Work to be completed: What follows is a set of entries; retype all of them exactly.

Website and app data records
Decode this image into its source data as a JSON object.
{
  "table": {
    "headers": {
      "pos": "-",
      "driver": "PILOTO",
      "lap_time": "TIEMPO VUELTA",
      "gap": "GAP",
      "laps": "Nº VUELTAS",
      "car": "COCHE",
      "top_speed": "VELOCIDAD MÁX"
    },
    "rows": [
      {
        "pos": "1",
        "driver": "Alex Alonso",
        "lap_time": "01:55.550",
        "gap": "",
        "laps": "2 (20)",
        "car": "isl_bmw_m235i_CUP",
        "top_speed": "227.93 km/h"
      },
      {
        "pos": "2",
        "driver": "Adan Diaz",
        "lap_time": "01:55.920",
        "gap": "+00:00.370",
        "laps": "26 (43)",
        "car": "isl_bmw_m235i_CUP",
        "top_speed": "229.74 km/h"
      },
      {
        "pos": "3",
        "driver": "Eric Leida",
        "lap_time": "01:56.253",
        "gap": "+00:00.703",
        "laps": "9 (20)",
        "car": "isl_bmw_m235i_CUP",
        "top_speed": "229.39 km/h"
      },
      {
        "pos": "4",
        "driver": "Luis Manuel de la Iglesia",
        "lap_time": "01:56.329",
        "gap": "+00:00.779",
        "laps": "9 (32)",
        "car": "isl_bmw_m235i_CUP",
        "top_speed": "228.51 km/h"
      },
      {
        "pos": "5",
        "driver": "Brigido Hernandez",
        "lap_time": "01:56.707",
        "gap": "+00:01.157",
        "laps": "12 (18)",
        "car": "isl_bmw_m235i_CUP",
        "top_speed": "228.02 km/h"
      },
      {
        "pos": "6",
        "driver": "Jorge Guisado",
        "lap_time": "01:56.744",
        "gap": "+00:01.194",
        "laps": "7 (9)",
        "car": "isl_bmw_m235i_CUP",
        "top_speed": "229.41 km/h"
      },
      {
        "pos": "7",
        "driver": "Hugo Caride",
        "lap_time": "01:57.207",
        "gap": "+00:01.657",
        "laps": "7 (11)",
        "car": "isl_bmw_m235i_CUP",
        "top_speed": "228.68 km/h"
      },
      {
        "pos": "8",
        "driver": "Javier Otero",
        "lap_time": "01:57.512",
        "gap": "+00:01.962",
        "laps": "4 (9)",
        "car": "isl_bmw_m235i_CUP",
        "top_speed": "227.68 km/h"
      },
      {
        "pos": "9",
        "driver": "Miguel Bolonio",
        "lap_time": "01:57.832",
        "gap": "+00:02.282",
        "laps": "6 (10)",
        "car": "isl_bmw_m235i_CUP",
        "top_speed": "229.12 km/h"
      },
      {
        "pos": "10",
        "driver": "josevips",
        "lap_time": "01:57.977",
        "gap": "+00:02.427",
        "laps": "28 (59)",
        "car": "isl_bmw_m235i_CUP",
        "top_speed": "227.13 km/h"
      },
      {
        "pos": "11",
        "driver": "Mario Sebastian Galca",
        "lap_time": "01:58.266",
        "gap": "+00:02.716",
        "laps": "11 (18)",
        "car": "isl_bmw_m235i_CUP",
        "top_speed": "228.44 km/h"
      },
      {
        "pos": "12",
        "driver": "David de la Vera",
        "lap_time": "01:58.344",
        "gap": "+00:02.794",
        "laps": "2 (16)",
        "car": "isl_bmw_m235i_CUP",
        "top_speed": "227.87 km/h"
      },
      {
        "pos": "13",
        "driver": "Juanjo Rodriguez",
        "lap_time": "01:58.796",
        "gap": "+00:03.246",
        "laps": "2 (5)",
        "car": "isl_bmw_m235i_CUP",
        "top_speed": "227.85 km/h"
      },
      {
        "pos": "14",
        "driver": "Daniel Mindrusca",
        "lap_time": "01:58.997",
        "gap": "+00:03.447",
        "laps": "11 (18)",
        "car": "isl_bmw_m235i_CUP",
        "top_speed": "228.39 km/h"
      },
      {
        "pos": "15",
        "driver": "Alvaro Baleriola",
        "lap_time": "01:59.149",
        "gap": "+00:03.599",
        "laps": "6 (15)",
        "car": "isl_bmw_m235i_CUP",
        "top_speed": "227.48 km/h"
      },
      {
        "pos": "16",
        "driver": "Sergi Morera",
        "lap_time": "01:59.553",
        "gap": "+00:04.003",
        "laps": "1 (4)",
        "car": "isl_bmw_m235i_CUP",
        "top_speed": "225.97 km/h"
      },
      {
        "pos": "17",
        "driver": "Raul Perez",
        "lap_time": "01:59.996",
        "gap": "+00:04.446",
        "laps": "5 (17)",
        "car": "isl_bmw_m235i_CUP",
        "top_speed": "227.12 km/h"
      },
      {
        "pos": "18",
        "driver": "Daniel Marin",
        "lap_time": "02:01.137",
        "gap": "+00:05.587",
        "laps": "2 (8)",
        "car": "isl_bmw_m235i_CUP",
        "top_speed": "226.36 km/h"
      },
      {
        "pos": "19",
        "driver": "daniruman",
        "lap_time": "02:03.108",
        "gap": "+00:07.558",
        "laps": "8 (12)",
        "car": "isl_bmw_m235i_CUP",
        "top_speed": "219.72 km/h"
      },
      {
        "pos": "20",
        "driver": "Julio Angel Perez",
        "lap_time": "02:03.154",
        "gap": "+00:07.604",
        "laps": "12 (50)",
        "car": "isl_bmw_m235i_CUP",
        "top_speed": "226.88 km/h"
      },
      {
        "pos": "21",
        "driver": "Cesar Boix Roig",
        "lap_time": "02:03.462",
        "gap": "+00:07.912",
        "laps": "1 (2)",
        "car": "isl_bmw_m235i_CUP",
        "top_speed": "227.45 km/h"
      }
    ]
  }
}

Task response:
Decode this image into its source data as a JSON object.
{
  "table": {
    "headers": {
      "pos": "-",
      "driver": "PILOTO",
      "lap_time": "TIEMPO VUELTA",
      "gap": "GAP",
      "laps": "Nº VUELTAS",
      "car": "COCHE",
      "top_speed": "VELOCIDAD MÁX"
    },
    "rows": [
      {
        "pos": "1",
        "driver": "Alex Alonso",
        "lap_time": "01:55.550",
        "gap": "",
        "laps": "2 (20)",
        "car": "isl_bmw_m235i_CUP",
        "top_speed": "227.93 km/h"
      },
      {
        "pos": "2",
        "driver": "Adan Diaz",
        "lap_time": "01:55.920",
        "gap": "+00:00.370",
        "laps": "26 (43)",
        "car": "isl_bmw_m235i_CUP",
        "top_speed": "229.74 km/h"
      },
      {
        "pos": "3",
        "driver": "Eric Leida",
        "lap_time": "01:56.253",
        "gap": "+00:00.703",
        "laps": "9 (20)",
        "car": "isl_bmw_m235i_CUP",
        "top_speed": "229.39 km/h"
      },
      {
        "pos": "4",
        "driver": "Luis Manuel de la Iglesia",
        "lap_time": "01:56.329",
        "gap": "+00:00.779",
        "laps": "9 (32)",
        "car": "isl_bmw_m235i_CUP",
        "top_speed": "228.51 km/h"
      },
      {
        "pos": "5",
        "driver": "Brigido Hernandez",
        "lap_time": "01:56.707",
        "gap": "+00:01.157",
        "laps": "12 (18)",
        "car": "isl_bmw_m235i_CUP",
        "top_speed": "228.02 km/h"
      },
      {
        "pos": "6",
        "driver": "Jorge Guisado",
        "lap_time": "01:56.744",
        "gap": "+00:01.194",
        "laps": "7 (9)",
        "car": "isl_bmw_m235i_CUP",
        "top_speed": "229.41 km/h"
      },
      {
        "pos": "7",
        "driver": "Hugo Caride",
        "lap_time": "01:57.207",
        "gap": "+00:01.657",
        "laps": "7 (11)",
        "car": "isl_bmw_m235i_CUP",
        "top_speed": "228.68 km/h"
      },
      {
        "pos": "8",
        "driver": "Javier Otero",
        "lap_time": "01:57.512",
        "gap": "+00:01.962",
        "laps": "4 (9)",
        "car": "isl_bmw_m235i_CUP",
        "top_speed": "227.68 km/h"
      },
      {
        "pos": "9",
        "driver": "Miguel Bolonio",
        "lap_time": "01:57.832",
        "gap": "+00:02.282",
        "laps": "6 (10)",
        "car": "isl_bmw_m235i_CUP",
        "top_speed": "229.12 km/h"
      },
      {
        "pos": "10",
        "driver": "josevips",
        "lap_time": "01:57.977",
        "gap": "+00:02.427",
        "laps": "28 (59)",
        "car": "isl_bmw_m235i_CUP",
        "top_speed": "227.13 km/h"
      },
      {
        "pos": "11",
        "driver": "Mario Sebastian Galca",
        "lap_time": "01:58.266",
        "gap": "+00:02.716",
        "laps": "11 (18)",
        "car": "isl_bmw_m235i_CUP",
        "top_speed": "228.44 km/h"
      },
      {
        "pos": "12",
        "driver": "David de la Vera",
        "lap_time": "01:58.344",
        "gap": "+00:02.794",
        "laps": "2 (16)",
        "car": "isl_bmw_m235i_CUP",
        "top_speed": "227.87 km/h"
      },
      {
        "pos": "13",
        "driver": "Juanjo Rodriguez",
        "lap_time": "01:58.796",
        "gap": "+00:03.246",
        "laps": "2 (5)",
        "car": "isl_bmw_m235i_CUP",
        "top_speed": "227.85 km/h"
      },
      {
        "pos": "14",
        "driver": "Daniel Mindrusca",
        "lap_time": "01:58.997",
        "gap": "+00:03.447",
        "laps": "11 (18)",
        "car": "isl_bmw_m235i_CUP",
        "top_speed": "228.39 km/h"
      },
      {
        "pos": "15",
        "driver": "Alvaro Baleriola",
        "lap_time": "01:59.149",
        "gap": "+00:03.599",
        "laps": "6 (15)",
        "car": "isl_bmw_m235i_CUP",
        "top_speed": "227.48 km/h"
      },
      {
        "pos": "16",
        "driver": "Sergi Morera",
        "lap_time": "01:59.553",
        "gap": "+00:04.003",
        "laps": "1 (4)",
        "car": "isl_bmw_m235i_CUP",
        "top_speed": "225.97 km/h"
      },
      {
        "pos": "17",
        "driver": "Raul Perez",
        "lap_time": "01:59.996",
        "gap": "+00:04.446",
        "laps": "5 (17)",
        "car": "isl_bmw_m235i_CUP",
        "top_speed": "227.12 km/h"
      },
      {
        "pos": "18",
        "driver": "Daniel Marin",
        "lap_time": "02:01.137",
        "gap": "+00:05.587",
        "laps": "2 (8)",
        "car": "isl_bmw_m235i_CUP",
        "top_speed": "226.36 km/h"
      },
      {
        "pos": "19",
        "driver": "daniruman",
        "lap_time": "02:03.108",
        "gap": "+00:07.558",
        "laps": "8 (12)",
        "car": "isl_bmw_m235i_CUP",
        "top_speed": "219.72 km/h"
      },
      {
        "pos": "20",
        "driver": "Julio Angel Perez",
        "lap_time": "02:03.154",
        "gap": "+00:07.604",
        "laps": "12 (50)",
        "car": "isl_bmw_m235i_CUP",
        "top_speed": "226.88 km/h"
      },
      {
        "pos": "21",
        "driver": "Cesar Boix Roig",
        "lap_time": "02:03.462",
        "gap": "+00:07.912",
        "laps": "1 (2)",
        "car": "isl_bmw_m235i_CUP",
        "top_speed": "227.45 km/h"
      }
    ]
  }
}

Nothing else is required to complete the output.